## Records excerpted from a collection
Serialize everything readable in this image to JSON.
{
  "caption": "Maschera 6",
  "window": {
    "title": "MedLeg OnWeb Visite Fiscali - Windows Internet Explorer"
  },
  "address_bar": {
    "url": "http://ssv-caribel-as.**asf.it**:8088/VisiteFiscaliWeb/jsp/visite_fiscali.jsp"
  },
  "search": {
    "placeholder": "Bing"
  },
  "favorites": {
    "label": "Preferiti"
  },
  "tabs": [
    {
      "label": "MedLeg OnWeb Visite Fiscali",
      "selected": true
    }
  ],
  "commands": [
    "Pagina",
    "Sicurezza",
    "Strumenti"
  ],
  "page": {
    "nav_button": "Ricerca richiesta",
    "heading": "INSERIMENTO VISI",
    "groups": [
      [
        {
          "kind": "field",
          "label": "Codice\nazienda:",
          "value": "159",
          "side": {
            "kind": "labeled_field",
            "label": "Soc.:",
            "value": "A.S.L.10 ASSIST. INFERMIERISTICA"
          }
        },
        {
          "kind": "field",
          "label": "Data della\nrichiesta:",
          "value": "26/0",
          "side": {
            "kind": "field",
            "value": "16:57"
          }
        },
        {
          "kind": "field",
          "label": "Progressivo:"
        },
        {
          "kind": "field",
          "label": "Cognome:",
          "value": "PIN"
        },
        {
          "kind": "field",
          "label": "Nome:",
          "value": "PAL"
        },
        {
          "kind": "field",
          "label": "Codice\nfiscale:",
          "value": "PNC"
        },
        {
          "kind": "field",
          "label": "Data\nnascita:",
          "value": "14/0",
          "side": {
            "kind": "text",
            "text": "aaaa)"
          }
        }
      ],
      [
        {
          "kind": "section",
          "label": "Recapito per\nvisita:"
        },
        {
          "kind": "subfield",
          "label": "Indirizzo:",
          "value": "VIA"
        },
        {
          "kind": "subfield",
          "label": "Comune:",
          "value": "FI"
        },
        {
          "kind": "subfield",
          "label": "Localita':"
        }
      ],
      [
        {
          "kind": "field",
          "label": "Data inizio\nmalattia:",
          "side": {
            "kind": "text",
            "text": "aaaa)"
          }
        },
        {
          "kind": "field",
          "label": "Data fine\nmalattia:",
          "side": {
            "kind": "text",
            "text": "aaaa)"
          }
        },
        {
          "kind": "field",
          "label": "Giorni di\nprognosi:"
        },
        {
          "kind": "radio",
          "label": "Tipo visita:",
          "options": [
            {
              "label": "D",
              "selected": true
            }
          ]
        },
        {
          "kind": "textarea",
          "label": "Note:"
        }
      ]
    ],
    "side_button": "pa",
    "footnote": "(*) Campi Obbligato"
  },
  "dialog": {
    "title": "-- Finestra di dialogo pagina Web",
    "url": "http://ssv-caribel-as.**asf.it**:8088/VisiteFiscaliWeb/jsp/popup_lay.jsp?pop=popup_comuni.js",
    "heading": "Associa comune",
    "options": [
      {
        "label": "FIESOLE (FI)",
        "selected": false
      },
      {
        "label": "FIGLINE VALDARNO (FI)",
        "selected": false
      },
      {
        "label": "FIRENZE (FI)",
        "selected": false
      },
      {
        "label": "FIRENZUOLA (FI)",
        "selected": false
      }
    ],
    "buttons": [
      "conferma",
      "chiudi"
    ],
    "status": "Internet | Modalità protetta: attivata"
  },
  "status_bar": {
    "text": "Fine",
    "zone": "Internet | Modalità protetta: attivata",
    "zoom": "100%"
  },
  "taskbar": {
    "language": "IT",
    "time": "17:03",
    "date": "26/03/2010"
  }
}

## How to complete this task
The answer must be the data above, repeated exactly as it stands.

## Response to the task
Serialize everything readable in this image to JSON.
{
  "caption": "Maschera 6",
  "window": {
    "title": "MedLeg OnWeb Visite Fiscali - Windows Internet Explorer"
  },
  "address_bar": {
    "url": "http://ssv-caribel-as.**asf.it**:8088/VisiteFiscaliWeb/jsp/visite_fiscali.jsp"
  },
  "search": {
    "placeholder": "Bing"
  },
  "favorites": {
    "label": "Preferiti"
  },
  "tabs": [
    {
      "label": "MedLeg OnWeb Visite Fiscali",
      "selected": true
    }
  ],
  "commands": [
    "Pagina",
    "Sicurezza",
    "Strumenti"
  ],
  "page": {
    "nav_button": "Ricerca richiesta",
    "heading": "INSERIMENTO VISI",
    "groups": [
      [
        {
          "kind": "field",
          "label": "Codice\nazienda:",
          "value": "159",
          "side": {
            "kind": "labeled_field",
            "label": "Soc.:",
            "value": "A.S.L.10 ASSIST. INFERMIERISTICA"
          }
        },
        {
          "kind": "field",
          "label": "Data della\nrichiesta:",
          "value": "26/0",
          "side": {
            "kind": "field",
            "value": "16:57"
          }
        },
        {
          "kind": "field",
          "label": "Progressivo:"
        },
        {
          "kind": "field",
          "label": "Cognome:",
          "value": "PIN"
        },
        {
          "kind": "field",
          "label": "Nome:",
          "value": "PAL"
        },
        {
          "kind": "field",
          "label": "Codice\nfiscale:",
          "value": "PNC"
        },
        {
          "kind": "field",
          "label": "Data\nnascita:",
          "value": "14/0",
          "side": {
            "kind": "text",
            "text": "aaaa)"
          }
        }
      ],
      [
        {
          "kind": "section",
          "label": "Recapito per\nvisita:"
        },
        {
          "kind": "subfield",
          "label": "Indirizzo:",
          "value": "VIA"
        },
        {
          "kind": "subfield",
          "label": "Comune:",
          "value": "FI"
        },
        {
          "kind": "subfield",
          "label": "Localita':"
        }
      ],
      [
        {
          "kind": "field",
          "label": "Data inizio\nmalattia:",
          "side": {
            "kind": "text",
            "text": "aaaa)"
          }
        },
        {
          "kind": "field",
          "label": "Data fine\nmalattia:",
          "side": {
            "kind": "text",
            "text": "aaaa)"
          }
        },
        {
          "kind": "field",
          "label": "Giorni di\nprognosi:"
        },
        {
          "kind": "radio",
          "label": "Tipo visita:",
          "options": [
            {
              "label": "D",
              "selected": true
            }
          ]
        },
        {
          "kind": "textarea",
          "label": "Note:"
        }
      ]
    ],
    "side_button": "pa",
    "footnote": "(*) Campi Obbligato"
  },
  "dialog": {
    "title": "-- Finestra di dialogo pagina Web",
    "url": "http://ssv-caribel-as.**asf.it**:8088/VisiteFiscaliWeb/jsp/popup_lay.jsp?pop=popup_comuni.js",
    "heading": "Associa comune",
    "options": [
      {
        "label": "FIESOLE (FI)",
        "selected": false
      },
      {
        "label": "FIGLINE VALDARNO (FI)",
        "selected": false
      },
      {
        "label": "FIRENZE (FI)",
        "selected": false
      },
      {
        "label": "FIRENZUOLA (FI)",
        "selected": false
      }
    ],
    "buttons": [
      "conferma",
      "chiudi"
    ],
    "status": "Internet | Modalità protetta: attivata"
  },
  "status_bar": {
    "text": "Fine",
    "zone": "Internet | Modalità protetta: attivata",
    "zoom": "100%"
  },
  "taskbar": {
    "language": "IT",
    "time": "17:03",
    "date": "26/03/2010"
  }
}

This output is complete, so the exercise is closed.